The Bible does not know about a separation between spirituality and religion. In fact, the Bible would teach us that these two things are simply two aspects of one thing. Faith is that one thing.
Faith is private — spirituality — but faith is also public – religion.
I would argue this separation of spirituality and religion is not only false and self-centered, but is also unhelpful and even destructive to faith. So, we lose the very thing we try so hard to protect.
When we separate spirituality from religion, we lose community. When my faith is lived out in isolation and secrecy is it actually alive at all? Faith is certainly personal, but who benefits if it is private? It is the church that provides community for faith, gathered by God as a fellowship of people that support, serve and love one another.
When we separate spirituality from religion, we also lose accountability. Where is the standard for what I believe if I am the only one who knows what I believe? It is the church that provides accountability for faith by holding to a standard, a public confession.
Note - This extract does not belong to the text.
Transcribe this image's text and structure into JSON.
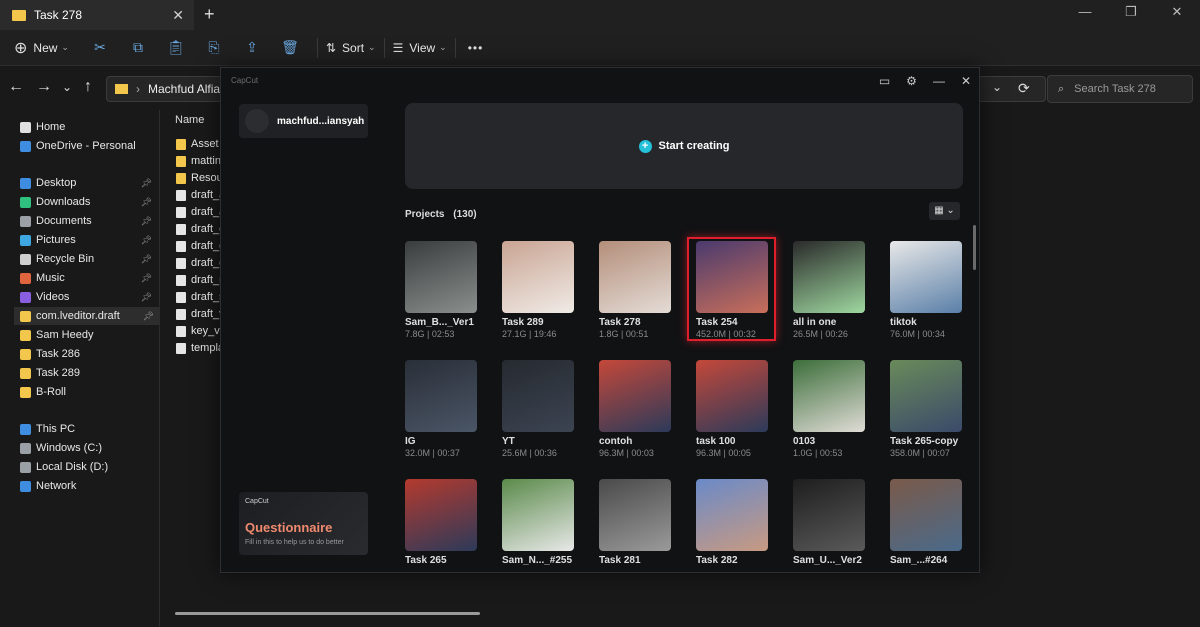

Most of all, when we separate spirituality from religion, we lose certainty. When spirituality is only a matter of what is within me, how can I ever be sure that the beliefs I hold in the imagination of my mind are actually true? It is the church that provides certainty for faith by grounding it in the God who made heaven and earth. The Lord Jesus Christ called the church to baptize in His name, to teach what He taught and to celebrate His supper. These do not only happen within me and for me but also outside of me and to me. There is certainty here.
Why rip spirituality and religion apart? Why try to protect something that will be lost anyway? Why not keep them together and enjoy community, accountability and certainty? Is it really worth settling for anything less?